■ **PROBLEM TO SOLVE**
Return every entry exactly as written, with the pictures removed.

■ **ENTRIES SUPPLIED**
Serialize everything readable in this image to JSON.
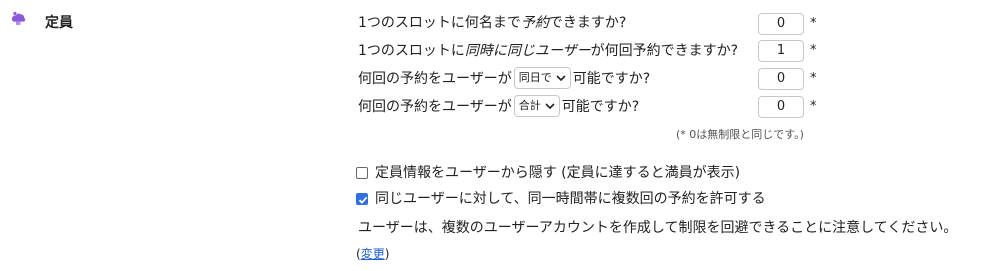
{
  "section": {
    "title": "定員",
    "icon": "puzzle-cloud-icon",
    "icon_color": "#8b5ad8"
  },
  "rows": [
    {
      "text_before": "1つのスロットに何名まで",
      "italic": "予約",
      "text_after": "できますか?",
      "value": "0",
      "required": "*"
    },
    {
      "text_before": "1つのスロットに",
      "italic": "同時に同じユーザー",
      "text_after": "が何回予約できますか?",
      "value": "1",
      "required": "*"
    },
    {
      "text_before": "何回の予約をユーザーが",
      "select_value": "同日で",
      "text_after": "可能ですか?",
      "value": "0",
      "required": "*"
    },
    {
      "text_before": "何回の予約をユーザーが",
      "select_value": "合計",
      "text_after": "可能ですか?",
      "value": "0",
      "required": "*"
    }
  ],
  "note": "(* 0は無制限と同じです。)",
  "checkboxes": [
    {
      "label": "定員情報をユーザーから隠す (定員に達すると満員が表示)",
      "checked": false
    },
    {
      "label": "同じユーザーに対して、同一時間帯に複数回の予約を許可する",
      "checked": true
    }
  ],
  "warning": "ユーザーは、複数のユーザーアカウントを作成して制限を回避できることに注意してください。",
  "change": {
    "open": "(",
    "label": "変更",
    "close": ")"
  },
  "colors": {
    "checkbox_checked": "#2f6fe0",
    "link": "#1d5fd6"
  }
}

■ **EXERCISE RESULT**
Serialize everything readable in this image to JSON.
{
  "section": {
    "title": "定員",
    "icon": "puzzle-cloud-icon",
    "icon_color": "#8b5ad8"
  },
  "rows": [
    {
      "text_before": "1つのスロットに何名まで",
      "italic": "予約",
      "text_after": "できますか?",
      "value": "0",
      "required": "*"
    },
    {
      "text_before": "1つのスロットに",
      "italic": "同時に同じユーザー",
      "text_after": "が何回予約できますか?",
      "value": "1",
      "required": "*"
    },
    {
      "text_before": "何回の予約をユーザーが",
      "select_value": "同日で",
      "text_after": "可能ですか?",
      "value": "0",
      "required": "*"
    },
    {
      "text_before": "何回の予約をユーザーが",
      "select_value": "合計",
      "text_after": "可能ですか?",
      "value": "0",
      "required": "*"
    }
  ],
  "note": "(* 0は無制限と同じです。)",
  "checkboxes": [
    {
      "label": "定員情報をユーザーから隠す (定員に達すると満員が表示)",
      "checked": false
    },
    {
      "label": "同じユーザーに対して、同一時間帯に複数回の予約を許可する",
      "checked": true
    }
  ],
  "warning": "ユーザーは、複数のユーザーアカウントを作成して制限を回避できることに注意してください。",
  "change": {
    "open": "(",
    "label": "変更",
    "close": ")"
  },
  "colors": {
    "checkbox_checked": "#2f6fe0",
    "link": "#1d5fd6"
  }
}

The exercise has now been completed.